Let's say that Wright makes contact 300 times against righties this season, a reasonable projection based on his past performance.

If he were hitting at the rate he did in 2009 and two-thirds of 2010, he'd hit about 75 line drives. At his new rate, he'd hit about 50.

Lose 25 line drives in a season and the batting average plummets.

Issues with Breaking Balls
Wright's performance against breaking balls from right-handed pitchers has been an issue, similar to how it was in the early part of 2010.

Last season, Wright had two hits in his first 28 at-bats that ended with a breaking ball (curve or slider) from a righty. But a ground-ball single against a slider from Yankees starter Phil Hughes on May 22 started a run of success on those pitches for Wright that carried through June and held reasonably decent through the rest of the season.

He hit .270 in at-bats ending with those pitches, the rest of the way, including 11 hits that came in two-strike counts.

This season, Wright's start against breaking balls from righties has been miserable. He's 4-for-37 in at-bats ending with those pitches, with 13 ending in strikeouts.

When Wright makes contact with those pitches, he's not doing what he used to do best, hit line drives.

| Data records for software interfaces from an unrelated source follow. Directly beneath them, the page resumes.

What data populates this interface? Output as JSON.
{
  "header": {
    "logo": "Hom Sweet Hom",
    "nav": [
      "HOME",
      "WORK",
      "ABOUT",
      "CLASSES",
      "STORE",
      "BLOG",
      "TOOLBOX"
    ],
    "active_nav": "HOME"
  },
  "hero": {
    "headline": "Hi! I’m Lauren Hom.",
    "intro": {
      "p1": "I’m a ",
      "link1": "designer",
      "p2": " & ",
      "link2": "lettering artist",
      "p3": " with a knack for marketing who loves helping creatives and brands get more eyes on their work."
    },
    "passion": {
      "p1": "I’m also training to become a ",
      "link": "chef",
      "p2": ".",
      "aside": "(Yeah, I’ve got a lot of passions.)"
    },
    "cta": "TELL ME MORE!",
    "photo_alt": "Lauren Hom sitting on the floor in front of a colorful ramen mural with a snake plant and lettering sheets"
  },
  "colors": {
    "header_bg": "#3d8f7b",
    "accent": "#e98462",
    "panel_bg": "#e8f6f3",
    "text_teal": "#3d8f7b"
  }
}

He has three so far, about half as many as he should have, based on prior performance.

Conclusion
It's still VERY early in the season, and though there are a lot of signs that could indicate issues such as an injury (the news of his lower back issues became public this week) the sample sizes are small, so we're not making any judgments.

After all, a four-hit game, like the one another struggling New York hitter had earlier this week, could change perceptions pretty quickly, and maybe it gets Wright on the right track.